No, Evie, Matilda died in 1913 and Cecilia before her four years earlier in 1909. I don't know about Lady Tennyson's grave but I can do some research as well and see what I find. Thank you so much for your comments and your passion my friend. x

WoofWoof said...

What a fascinating an interesting post. I can't remember when I enjoyed reading something so much! It is sad that Mary and her husband who obviously were greatly in love had to live apart. It is a pity that Alan could not have got a job back in England when he realised his wife could not cope with life in Jamaica. It sort of reminds me of the two poems Mariana and Mariana in the South where the woman is pining for the absent lover who will never come. Regarding Emily, have you read the interesting novella by AS Byatt about her later life in margate, involvement with spiritualists etc. It's a fascinating imagining of what her life must have been like. One thing that comes out is the way that she had to play the part of the tragic young "widow". (will continue...)

WoofWoof said...

It seems that Alfred was not really very happy that Emily went and married Jesse. It seems likely that he thought that she should have embraced her widowhood and spent the rest of her life mourning for Arthur (a bit like the way Alfred himself did). In some ways it is a bit strange - it's almost as though Alfred as his friend felt the loss more deeply than Emily his fiancee.

Kimberly Eve said...

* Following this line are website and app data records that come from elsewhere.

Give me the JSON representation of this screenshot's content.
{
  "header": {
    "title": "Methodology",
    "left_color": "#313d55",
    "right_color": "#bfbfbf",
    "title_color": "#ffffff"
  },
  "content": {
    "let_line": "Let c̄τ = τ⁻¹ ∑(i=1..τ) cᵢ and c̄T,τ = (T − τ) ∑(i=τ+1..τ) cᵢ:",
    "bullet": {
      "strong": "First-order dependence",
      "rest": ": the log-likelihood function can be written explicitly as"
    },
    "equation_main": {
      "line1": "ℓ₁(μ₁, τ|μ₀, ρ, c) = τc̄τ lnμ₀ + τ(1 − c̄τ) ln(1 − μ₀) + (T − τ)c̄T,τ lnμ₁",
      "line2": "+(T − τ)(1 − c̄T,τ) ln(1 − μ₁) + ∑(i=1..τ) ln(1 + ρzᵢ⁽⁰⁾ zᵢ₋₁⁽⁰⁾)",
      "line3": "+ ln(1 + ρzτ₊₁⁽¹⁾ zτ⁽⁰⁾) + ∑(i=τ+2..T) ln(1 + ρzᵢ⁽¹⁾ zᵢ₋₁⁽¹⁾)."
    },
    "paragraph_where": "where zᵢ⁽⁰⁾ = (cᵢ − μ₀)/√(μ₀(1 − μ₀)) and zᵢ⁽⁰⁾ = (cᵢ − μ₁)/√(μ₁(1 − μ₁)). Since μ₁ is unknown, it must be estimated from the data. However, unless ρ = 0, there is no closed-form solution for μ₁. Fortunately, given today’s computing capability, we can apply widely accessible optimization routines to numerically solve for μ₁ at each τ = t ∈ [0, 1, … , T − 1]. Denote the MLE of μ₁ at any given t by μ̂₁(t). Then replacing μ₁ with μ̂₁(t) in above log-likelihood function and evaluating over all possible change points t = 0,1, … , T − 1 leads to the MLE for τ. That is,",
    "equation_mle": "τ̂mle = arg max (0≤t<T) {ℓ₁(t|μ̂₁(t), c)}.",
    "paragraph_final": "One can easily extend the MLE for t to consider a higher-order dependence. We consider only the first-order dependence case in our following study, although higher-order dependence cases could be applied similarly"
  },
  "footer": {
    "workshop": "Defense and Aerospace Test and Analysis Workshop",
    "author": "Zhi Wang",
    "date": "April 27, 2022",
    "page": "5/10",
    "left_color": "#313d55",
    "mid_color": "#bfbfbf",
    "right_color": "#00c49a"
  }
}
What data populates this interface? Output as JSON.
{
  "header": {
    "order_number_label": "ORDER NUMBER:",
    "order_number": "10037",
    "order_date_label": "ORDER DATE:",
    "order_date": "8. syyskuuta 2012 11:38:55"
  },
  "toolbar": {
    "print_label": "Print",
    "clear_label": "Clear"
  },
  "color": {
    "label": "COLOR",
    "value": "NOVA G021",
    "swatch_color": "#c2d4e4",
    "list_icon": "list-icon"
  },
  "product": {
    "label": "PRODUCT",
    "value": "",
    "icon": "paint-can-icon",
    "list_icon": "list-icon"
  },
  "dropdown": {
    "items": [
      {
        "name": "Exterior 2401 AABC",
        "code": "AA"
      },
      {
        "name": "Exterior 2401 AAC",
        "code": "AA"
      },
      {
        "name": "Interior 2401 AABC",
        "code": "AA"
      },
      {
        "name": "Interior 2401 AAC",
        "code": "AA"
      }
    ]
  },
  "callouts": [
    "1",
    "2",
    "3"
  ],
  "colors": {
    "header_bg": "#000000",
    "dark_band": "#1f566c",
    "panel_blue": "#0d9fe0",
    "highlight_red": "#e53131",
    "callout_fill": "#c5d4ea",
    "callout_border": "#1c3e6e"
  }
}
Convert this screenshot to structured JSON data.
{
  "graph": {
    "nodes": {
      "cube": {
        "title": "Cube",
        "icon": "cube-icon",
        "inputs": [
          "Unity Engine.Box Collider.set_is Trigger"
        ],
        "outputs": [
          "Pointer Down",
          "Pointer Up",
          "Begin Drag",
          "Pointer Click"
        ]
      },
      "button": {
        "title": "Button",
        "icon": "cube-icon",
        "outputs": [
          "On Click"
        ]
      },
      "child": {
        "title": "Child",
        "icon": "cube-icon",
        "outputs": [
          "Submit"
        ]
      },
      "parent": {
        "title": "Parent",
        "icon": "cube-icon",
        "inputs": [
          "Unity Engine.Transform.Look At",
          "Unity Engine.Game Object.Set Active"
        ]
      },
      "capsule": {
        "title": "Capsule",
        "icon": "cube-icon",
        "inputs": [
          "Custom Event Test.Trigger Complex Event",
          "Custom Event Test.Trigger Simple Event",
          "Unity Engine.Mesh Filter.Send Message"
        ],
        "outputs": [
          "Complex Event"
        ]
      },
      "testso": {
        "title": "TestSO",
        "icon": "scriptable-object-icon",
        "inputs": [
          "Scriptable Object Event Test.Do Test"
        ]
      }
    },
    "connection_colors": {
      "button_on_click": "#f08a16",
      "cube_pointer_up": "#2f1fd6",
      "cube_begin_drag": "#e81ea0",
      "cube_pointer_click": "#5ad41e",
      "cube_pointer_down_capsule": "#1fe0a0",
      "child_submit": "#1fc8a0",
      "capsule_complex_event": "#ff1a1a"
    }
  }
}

Hi WoofWoof,
So nice to see you here again. I agree with you about Mary missing her husband and Alan should have done more to return to her. However, he had to work to bring money in and support himself and his family no matter how far away he might have been. Romantically, they should have been together but realistically for the mid nineteenth-century he did what was expected of himself and put himself first! I completely agree about the Mariana connection as well. It wasn't in my research but I thought the same thing!

Yes, I definitely read the Byatt novella and love it so much. Emily Jesse was interesting. I believe she never truly got over Arthur which is evidenced by her naming her child after him. I think she chose not to be alone and settled for him. As for Tennyson well I think he was just partly protecting his sister and partly wanted her to acknowledge Arthur's loss more! Tennyson kept Arthur's memory alive all of his life and nobody will truly know exactly why. Thank you so much for commenting and reading. I hope you will be able to read part 2 about Matilda and Cecilia.

Thank you and Farewell

This will be my last and final blog post. Due to my work schedule and private life, I sadly must bring this blog to a close. It is no...